Unit III – Mass media, political parties and interest groups Chapter 8 – Political Parties pp. 238-246
Party Competition • Battle between Democrats and Republicans for control of public office. • Without this competition there would be no choice, and without choice there would be no democracy.
The Meaning of Party • Political parties endorse candidates for public office and try to win elections. • Party leaders often disagree about policy, and between elections the parties are nearly invisible.
Three-Headed Political Giants • Party-in-the-Electorate: individuals who perceive themselves as party members – many voters have a party identification that guides and influences their vote. • Party as an Organization: has national office, a full-time staff, rules and bylaws and budgets. • Party-in-Government: consists of elected officials who call themselves members of the party (such as the president and Congress)
Linkage Institutions • Translates inputs from the public into outputs from the policymakers. • Tasks in linkage institutions • Nomination of candidates • Run campaigns • Cues to the voters (party image) • Articulate policies • Coordinate policymaking
The Downs Model • Anthony Downs – working model of the relationship among citizens, parties and policy, employing a rational-choice perspective. • Rational-Choice Theory – assumes that parties and political actors have goals (such as winning elections) that are more important to the party than ideology.
The Party in the Electorate • The party in the electorate consists largely of symbolic images. • There is no formal “membership” in American parties. • For most people, the party is a psychological label. • Party identification – self proclaimed preference for one of the parties • Ticket-splitting • Divided government

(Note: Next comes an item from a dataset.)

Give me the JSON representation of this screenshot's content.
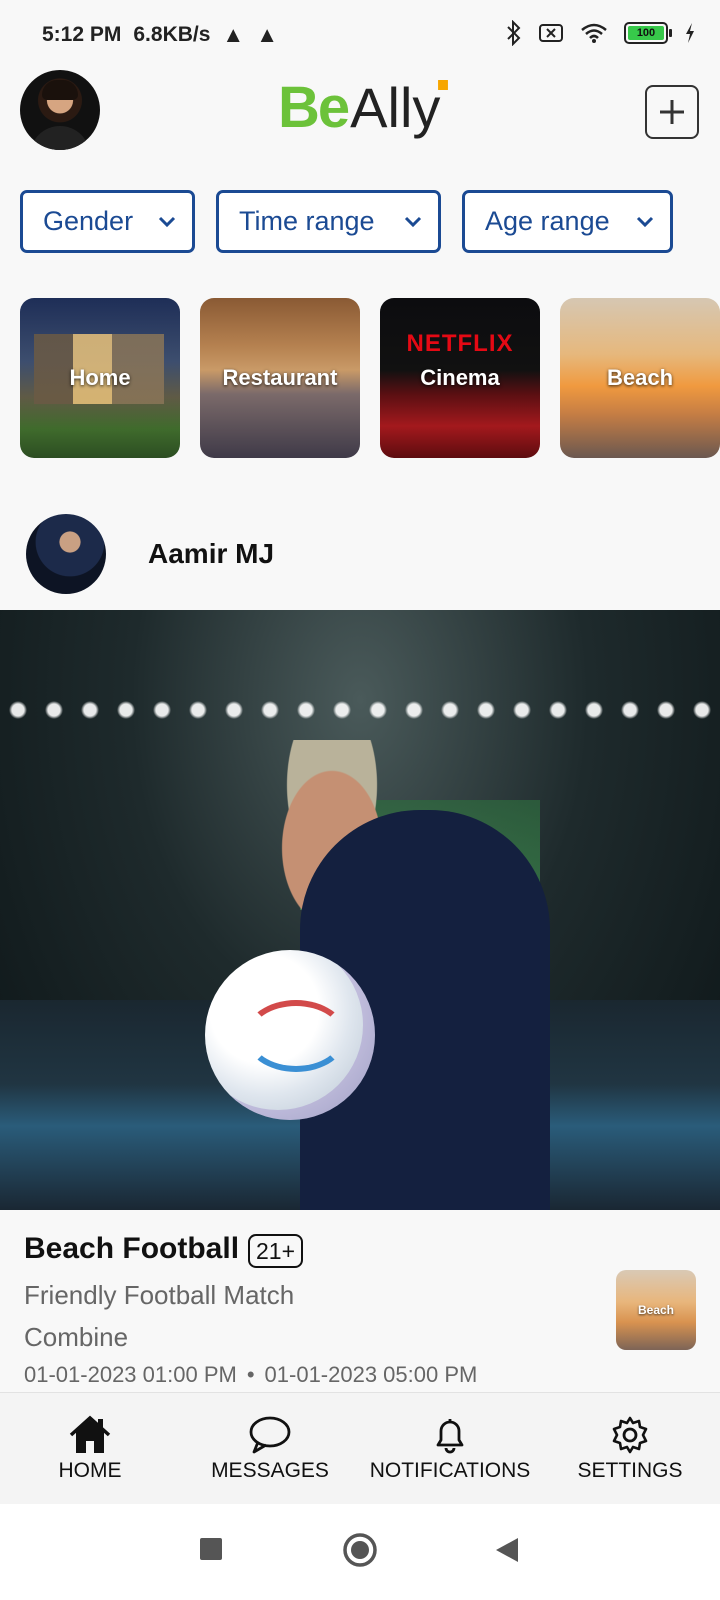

Party Organizations: Grassroots to Washington • American political parties are decentralized and fragmented. • Party Machines – a party organization that depends on material inducements such as patronage, in which jobs were awarded for political reasons rather than for merit or competence.